SI Vault
Edited by Robert Sullivan
September 22, 1986
Decrease font Decrease font
Enlarge font Enlarge font
September 22, 1986


View CoverRead All Articles View This Issue
1 2 3

When the harvest wind blows chill, and we see all those football coaches in their cozy parkas and wool caps, the question arises anew: Why are baseball managers, who will shiver through a postseason that could end as late as Oct. 26, required to wear team uniforms on the job? Fact is, they're not. Back in the game's earliest days, when managers stayed on the sidelines and "playing captains" handled matters between the foul lines, managers wore conventional suits. Then, in 1869, future Hall of Famer Harry Wright assumed both jobs for the Cincinnati Red Stockings, and the distinction between manager and captain began to blur. By 1900, managers routinely entered the field of play, and uniforms were their standard dress. Besuited coaches, most notably Connie Mack, were seen as relics. "Connie was a different man, he was an exception to most rules," says Billy Hitchcock, who played second base for Mack's Athletics, but who wore a uniform during his own years as a manager. "In baseball, unlike in the other sports, a manager isn't confined to the dugout. You are part of the game. You have to be on the field occasionally to argue with umpires."

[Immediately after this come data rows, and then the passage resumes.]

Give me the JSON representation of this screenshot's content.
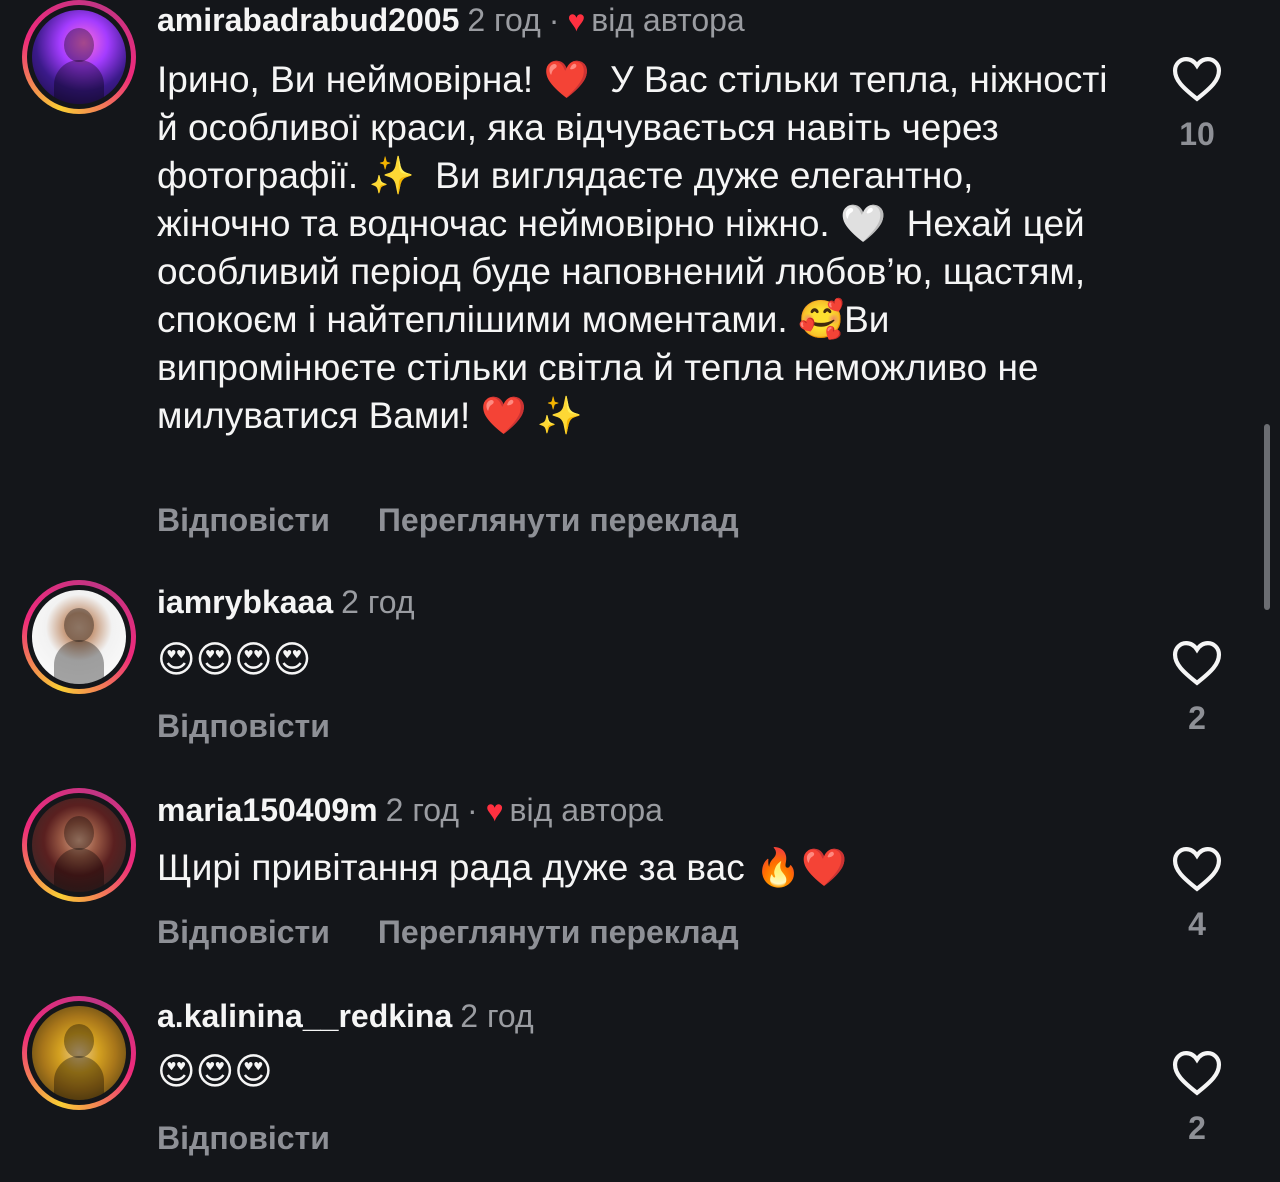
{
  "comments": [
    {
      "username": "amirabadrabud2005",
      "time": "2 год",
      "liked_by_author": true,
      "by_author_label": "від автора",
      "text": "Ірино, Ви неймовірна! ❤️  У Вас стільки тепла, ніжності й особливої краси, яка відчувається навіть через фотографії. ✨  Ви виглядаєте дуже елегантно, жіночно та водночас неймовірно ніжно. 🤍  Нехай цей особливий період буде наповнений любов’ю, щастям, спокоєм і найтеплішими моментами. 🥰Ви випромінюєте стільки світла й тепла неможливо не милуватися Вами! ❤️ ✨",
      "reply_label": "Відповісти",
      "translate_label": "Переглянути переклад",
      "likes": "10"
    },
    {
      "username": "iamrybkaaa",
      "time": "2 год",
      "liked_by_author": false,
      "text": "😍😍😍😍",
      "reply_label": "Відповісти",
      "likes": "2"
    },
    {
      "username": "maria150409m",
      "time": "2 год",
      "liked_by_author": true,
      "by_author_label": "від автора",
      "text": "Щирі привітання рада дуже за вас 🔥❤️",
      "reply_label": "Відповісти",
      "translate_label": "Переглянути переклад",
      "likes": "4"
    },
    {
      "username": "a.kalinina__redkina",
      "time": "2 год",
      "liked_by_author": false,
      "text": "😍😍😍",
      "reply_label": "Відповісти",
      "likes": "2"
    }
  ],
  "colors": {
    "background": "#14161a",
    "text": "#f5f5f5",
    "muted": "#9a9ca1",
    "heart": "#ff3040"
  },
  "icons": {
    "like": "heart-outline-icon",
    "author_like": "heart-filled-icon"
  }
}
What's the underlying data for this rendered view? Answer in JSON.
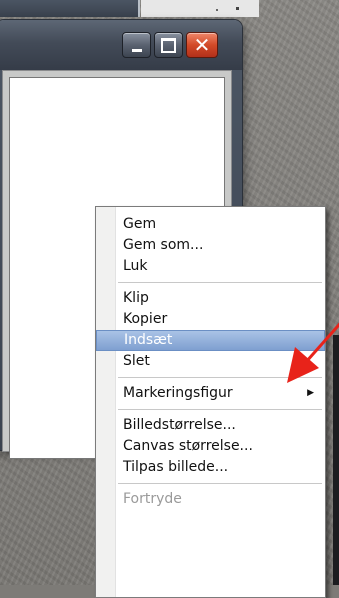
{
  "window": {
    "minimize_icon": "minimize-icon",
    "maximize_icon": "maximize-icon",
    "close_icon": "close-icon",
    "close_glyph": "✕"
  },
  "context_menu": {
    "groups": [
      [
        {
          "label": "Gem",
          "state": "normal"
        },
        {
          "label": "Gem som...",
          "state": "normal"
        },
        {
          "label": "Luk",
          "state": "normal"
        }
      ],
      [
        {
          "label": "Klip",
          "state": "normal"
        },
        {
          "label": "Kopier",
          "state": "normal"
        },
        {
          "label": "Indsæt",
          "state": "selected"
        },
        {
          "label": "Slet",
          "state": "normal"
        }
      ],
      [
        {
          "label": "Markeringsfigur",
          "state": "normal",
          "submenu": true
        }
      ],
      [
        {
          "label": "Billedstørrelse...",
          "state": "normal"
        },
        {
          "label": "Canvas størrelse...",
          "state": "normal"
        },
        {
          "label": "Tilpas billede...",
          "state": "normal"
        }
      ],
      [
        {
          "label": "Fortryde",
          "state": "disabled"
        }
      ]
    ],
    "submenu_arrow": "▶"
  },
  "annotation": {
    "arrow_color": "#e8231a",
    "arrow_icon": "red-arrow-icon"
  },
  "colors": {
    "selection": "#8aa9d8",
    "close_button": "#d24a28"
  }
}
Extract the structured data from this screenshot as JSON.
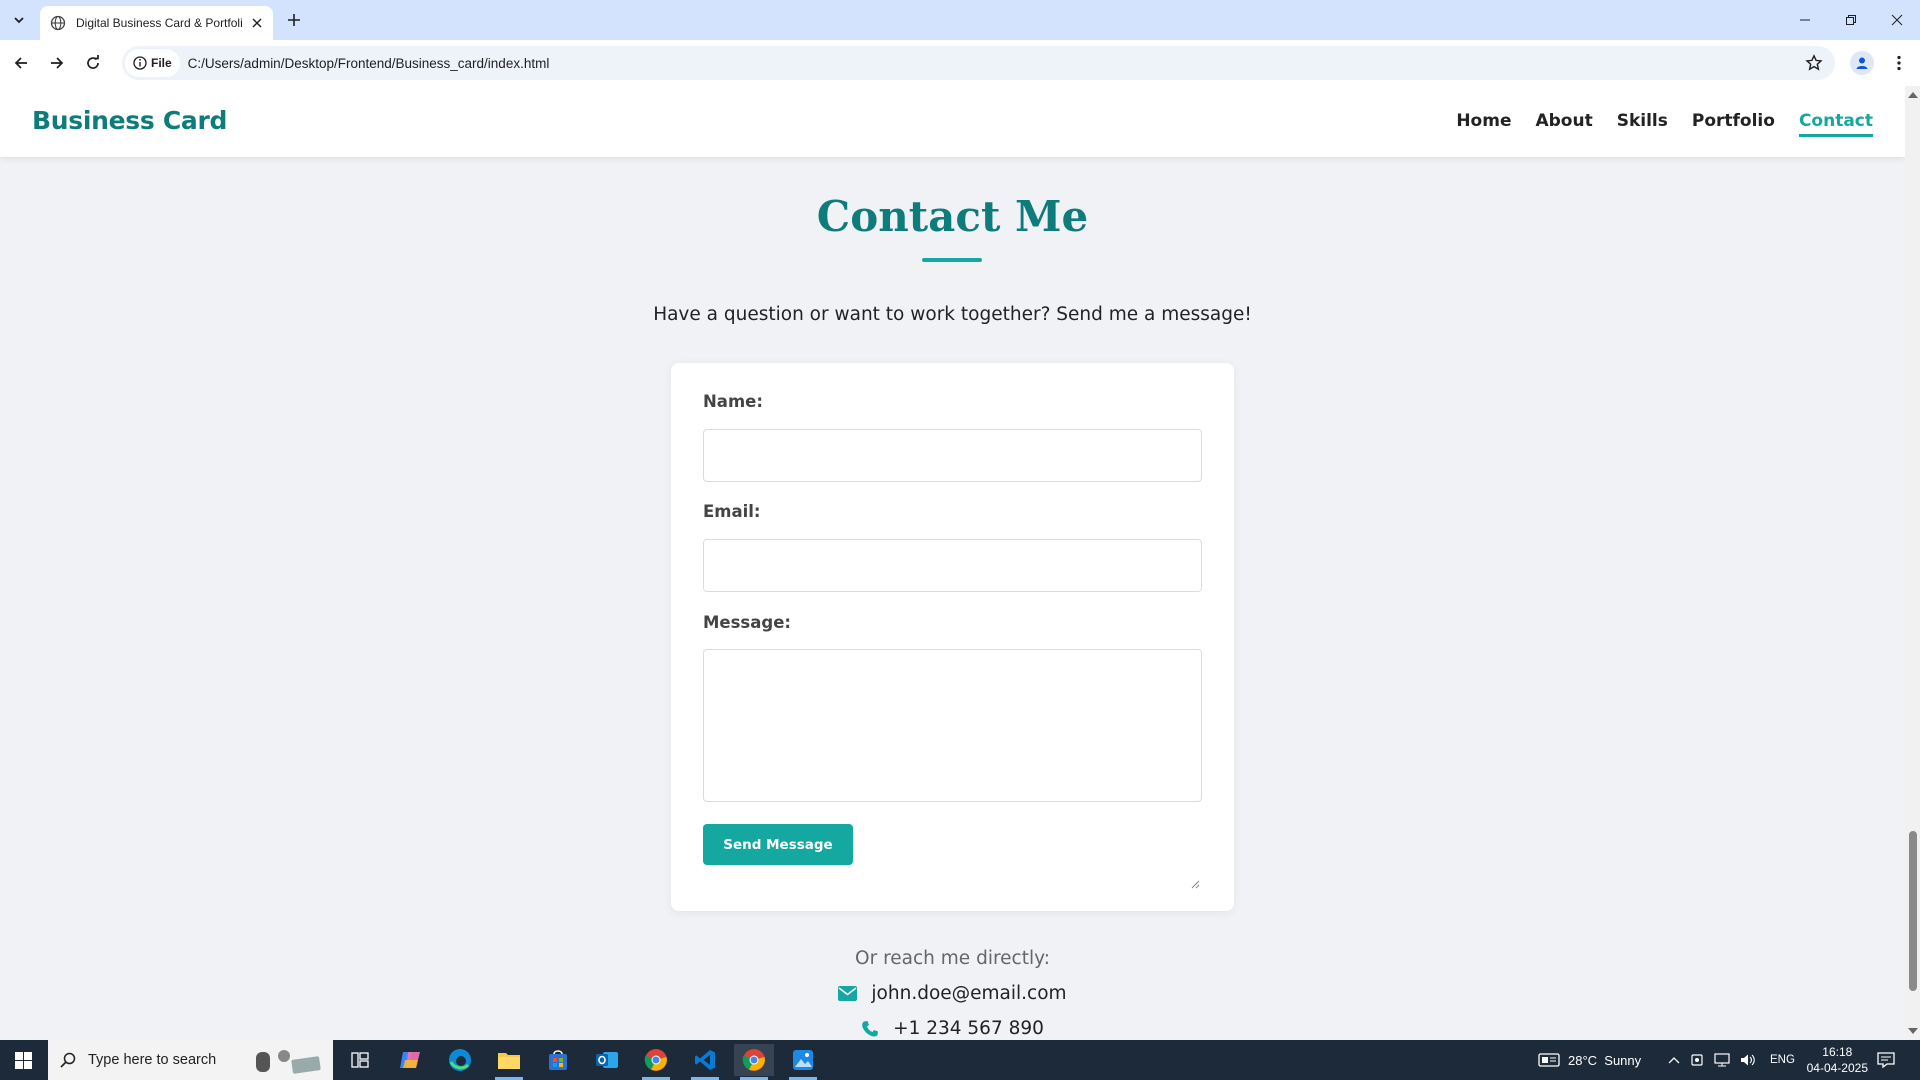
{
  "browser": {
    "tab_title": "Digital Business Card & Portfolio",
    "address_chip": "File",
    "url": "C:/Users/admin/Desktop/Frontend/Business_card/index.html"
  },
  "site": {
    "logo": "Business Card",
    "nav": [
      {
        "label": "Home",
        "active": false
      },
      {
        "label": "About",
        "active": false
      },
      {
        "label": "Skills",
        "active": false
      },
      {
        "label": "Portfolio",
        "active": false
      },
      {
        "label": "Contact",
        "active": true
      }
    ]
  },
  "contact": {
    "heading": "Contact Me",
    "intro": "Have a question or want to work together? Send me a message!",
    "name_label": "Name:",
    "name_value": "",
    "email_label": "Email:",
    "email_value": "",
    "message_label": "Message:",
    "message_value": "",
    "submit_label": "Send Message",
    "reach_text": "Or reach me directly:",
    "email": "john.doe@email.com",
    "phone": "+1 234 567 890"
  },
  "taskbar": {
    "search_placeholder": "Type here to search",
    "weather": "28°C  Sunny",
    "language": "ENG",
    "time": "16:18",
    "date": "04-04-2025"
  },
  "colors": {
    "accent": "#14a8a0",
    "heading": "#0e7c7b",
    "page_bg": "#f0f2f5",
    "tabbar_bg": "#d3e3fd",
    "taskbar_bg": "#1c2a3a"
  }
}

Baltimore's Earl Weaver, who has spent more than his share of time arguing with umpires since 1968, sees an even more pragmatic reason for uniforms. "Dugouts are dirty and fields are dusty," says the man who will soon hang up his uniform for good. "When the wind blows on you it gets dirt on your clothes."


Israel's Davis Cup team was so intent on beating Belgium and Holland in early-round play this year that it didn't look ahead to its European-zone final. Big mistake. The tie was scheduled for Oct. 2-5. Alas, the dates conflict with Rosh Hashana, the Jewish New Year, which runs from sunset on Oct. 3 to sunset on Oct. 4. It would hardly do for Israelis to be playing tennis in Switzerland, which will host the tie, during the high holiday. "Somebody didn't look at the Jewish calendar," said a rueful David Rivlin, Israel's ambassador to Switzerland.

The blunder created a political and religious furor. Orthodox rabbis in Switzerland wrote a letter of protest to Israeli Prime Minister Shimon Peres insisting Israel's team not play unless new dates for the match were set. A Jerusalem newspaper columnist replied, pointing out that Israel's Davis Cup team had played on Rosh Hashana before (in 1967, against Holland) and claiming that Rosh Hashana isn't even as holy as the regular sabbath, Saturday, on which Israel has often played Davis Cup matches. Throughout Israel, the debate raged.

The obvious solution was to reschedule the match. Even the Soviets, no great friends of the Israelis, had changed the dates of a Davis Cup tie with them under similar circumstances in the past.

But the Swiss weren't so accommodating. They turned down dates in late September, saying their players had previous commitments. Then they indicated that Oct. 1-3 (three weekdays) might be open if Israel coughed up a little money to cover lost ticket and television revenues. The Israelis nearly choked on this pearl of good sportsmanship, but there was no other option. Reluctantly, they agreed to pay Swiss organizers $10,000 and to foot their own $5,000 hotel bill in the host city of St. Gall.

If the Israelis win the zone final, they move into the main Davis Cup draw next year. You can bet they've already bought a 1987 calendar.

Any number of people stage nutty events to herald the end of summer. Most of these games and races are of little general interest, but we felt compelled to pass on just one. We swear this is true; we've checked it out. At the annual duck races held recently on the town square at Denting, N.Mex.—called Duck Downs for the occasion—the winner, Sunny, was entered by a human being named Robert Duck. The runner-up in the 400-bird field was entered by Bob's wife, Kathy Duck.


Continue Story
1 2 3